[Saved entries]

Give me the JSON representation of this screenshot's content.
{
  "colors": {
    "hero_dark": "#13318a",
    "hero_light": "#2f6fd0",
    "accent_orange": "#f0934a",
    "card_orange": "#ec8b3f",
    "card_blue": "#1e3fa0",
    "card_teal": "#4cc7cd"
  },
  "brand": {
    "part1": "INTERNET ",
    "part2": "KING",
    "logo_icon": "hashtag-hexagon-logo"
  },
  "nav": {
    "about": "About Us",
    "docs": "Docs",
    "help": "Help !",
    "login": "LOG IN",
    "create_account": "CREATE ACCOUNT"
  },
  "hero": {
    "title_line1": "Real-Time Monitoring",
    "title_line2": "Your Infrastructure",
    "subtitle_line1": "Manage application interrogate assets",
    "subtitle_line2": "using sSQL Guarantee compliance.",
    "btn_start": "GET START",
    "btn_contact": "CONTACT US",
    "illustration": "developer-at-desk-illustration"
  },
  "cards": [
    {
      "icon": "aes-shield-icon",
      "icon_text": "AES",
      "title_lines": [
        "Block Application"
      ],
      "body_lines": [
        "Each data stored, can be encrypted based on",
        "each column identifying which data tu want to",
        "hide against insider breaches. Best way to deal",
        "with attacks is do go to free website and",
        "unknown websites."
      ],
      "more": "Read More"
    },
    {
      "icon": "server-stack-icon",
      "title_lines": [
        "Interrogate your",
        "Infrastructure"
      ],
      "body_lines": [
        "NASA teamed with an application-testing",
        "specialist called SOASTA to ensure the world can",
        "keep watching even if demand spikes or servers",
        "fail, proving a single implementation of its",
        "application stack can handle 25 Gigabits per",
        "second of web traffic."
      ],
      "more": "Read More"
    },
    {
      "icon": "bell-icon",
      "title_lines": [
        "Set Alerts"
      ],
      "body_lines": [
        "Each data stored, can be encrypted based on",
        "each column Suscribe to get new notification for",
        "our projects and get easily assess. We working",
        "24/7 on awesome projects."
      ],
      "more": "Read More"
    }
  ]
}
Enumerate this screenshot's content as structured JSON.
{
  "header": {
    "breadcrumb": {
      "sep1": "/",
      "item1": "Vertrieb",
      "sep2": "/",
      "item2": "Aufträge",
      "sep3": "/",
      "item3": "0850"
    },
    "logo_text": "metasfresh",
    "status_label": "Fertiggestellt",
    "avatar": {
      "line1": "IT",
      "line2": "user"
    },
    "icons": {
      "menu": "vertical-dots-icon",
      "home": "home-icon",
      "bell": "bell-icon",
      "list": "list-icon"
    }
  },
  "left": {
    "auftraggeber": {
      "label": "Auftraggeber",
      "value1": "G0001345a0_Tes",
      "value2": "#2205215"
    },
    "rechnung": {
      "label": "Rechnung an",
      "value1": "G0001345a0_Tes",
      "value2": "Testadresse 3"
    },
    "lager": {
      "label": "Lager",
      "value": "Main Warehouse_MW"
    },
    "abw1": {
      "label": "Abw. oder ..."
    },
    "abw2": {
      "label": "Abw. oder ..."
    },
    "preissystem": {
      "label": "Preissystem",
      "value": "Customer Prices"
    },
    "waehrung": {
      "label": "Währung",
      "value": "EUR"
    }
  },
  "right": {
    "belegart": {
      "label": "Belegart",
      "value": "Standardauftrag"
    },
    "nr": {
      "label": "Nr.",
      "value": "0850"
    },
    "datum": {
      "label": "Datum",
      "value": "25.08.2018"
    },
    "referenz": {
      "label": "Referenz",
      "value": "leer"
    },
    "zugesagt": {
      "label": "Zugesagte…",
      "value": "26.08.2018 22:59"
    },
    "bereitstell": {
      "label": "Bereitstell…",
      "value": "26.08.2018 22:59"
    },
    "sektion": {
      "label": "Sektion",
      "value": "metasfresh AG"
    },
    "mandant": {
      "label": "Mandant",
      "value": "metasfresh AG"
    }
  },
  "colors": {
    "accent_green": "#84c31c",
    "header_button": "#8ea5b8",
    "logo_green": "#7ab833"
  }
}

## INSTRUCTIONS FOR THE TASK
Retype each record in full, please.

## YOUR SOLUTION
Give me the JSON representation of this screenshot's content.
{
  "colors": {
    "hero_dark": "#13318a",
    "hero_light": "#2f6fd0",
    "accent_orange": "#f0934a",
    "card_orange": "#ec8b3f",
    "card_blue": "#1e3fa0",
    "card_teal": "#4cc7cd"
  },
  "brand": {
    "part1": "INTERNET ",
    "part2": "KING",
    "logo_icon": "hashtag-hexagon-logo"
  },
  "nav": {
    "about": "About Us",
    "docs": "Docs",
    "help": "Help !",
    "login": "LOG IN",
    "create_account": "CREATE ACCOUNT"
  },
  "hero": {
    "title_line1": "Real-Time Monitoring",
    "title_line2": "Your Infrastructure",
    "subtitle_line1": "Manage application interrogate assets",
    "subtitle_line2": "using sSQL Guarantee compliance.",
    "btn_start": "GET START",
    "btn_contact": "CONTACT US",
    "illustration": "developer-at-desk-illustration"
  },
  "cards": [
    {
      "icon": "aes-shield-icon",
      "icon_text": "AES",
      "title_lines": [
        "Block Application"
      ],
      "body_lines": [
        "Each data stored, can be encrypted based on",
        "each column identifying which data tu want to",
        "hide against insider breaches. Best way to deal",
        "with attacks is do go to free website and",
        "unknown websites."
      ],
      "more": "Read More"
    },
    {
      "icon": "server-stack-icon",
      "title_lines": [
        "Interrogate your",
        "Infrastructure"
      ],
      "body_lines": [
        "NASA teamed with an application-testing",
        "specialist called SOASTA to ensure the world can",
        "keep watching even if demand spikes or servers",
        "fail, proving a single implementation of its",
        "application stack can handle 25 Gigabits per",
        "second of web traffic."
      ],
      "more": "Read More"
    },
    {
      "icon": "bell-icon",
      "title_lines": [
        "Set Alerts"
      ],
      "body_lines": [
        "Each data stored, can be encrypted based on",
        "each column Suscribe to get new notification for",
        "our projects and get easily assess. We working",
        "24/7 on awesome projects."
      ],
      "more": "Read More"
    }
  ]
}
Enumerate this screenshot's content as structured JSON.
{
  "header": {
    "breadcrumb": {
      "sep1": "/",
      "item1": "Vertrieb",
      "sep2": "/",
      "item2": "Aufträge",
      "sep3": "/",
      "item3": "0850"
    },
    "logo_text": "metasfresh",
    "status_label": "Fertiggestellt",
    "avatar": {
      "line1": "IT",
      "line2": "user"
    },
    "icons": {
      "menu": "vertical-dots-icon",
      "home": "home-icon",
      "bell": "bell-icon",
      "list": "list-icon"
    }
  },
  "left": {
    "auftraggeber": {
      "label": "Auftraggeber",
      "value1": "G0001345a0_Tes",
      "value2": "#2205215"
    },
    "rechnung": {
      "label": "Rechnung an",
      "value1": "G0001345a0_Tes",
      "value2": "Testadresse 3"
    },
    "lager": {
      "label": "Lager",
      "value": "Main Warehouse_MW"
    },
    "abw1": {
      "label": "Abw. oder ..."
    },
    "abw2": {
      "label": "Abw. oder ..."
    },
    "preissystem": {
      "label": "Preissystem",
      "value": "Customer Prices"
    },
    "waehrung": {
      "label": "Währung",
      "value": "EUR"
    }
  },
  "right": {
    "belegart": {
      "label": "Belegart",
      "value": "Standardauftrag"
    },
    "nr": {
      "label": "Nr.",
      "value": "0850"
    },
    "datum": {
      "label": "Datum",
      "value": "25.08.2018"
    },
    "referenz": {
      "label": "Referenz",
      "value": "leer"
    },
    "zugesagt": {
      "label": "Zugesagte…",
      "value": "26.08.2018 22:59"
    },
    "bereitstell": {
      "label": "Bereitstell…",
      "value": "26.08.2018 22:59"
    },
    "sektion": {
      "label": "Sektion",
      "value": "metasfresh AG"
    },
    "mandant": {
      "label": "Mandant",
      "value": "metasfresh AG"
    }
  },
  "colors": {
    "accent_green": "#84c31c",
    "header_button": "#8ea5b8",
    "logo_green": "#7ab833"
  }
}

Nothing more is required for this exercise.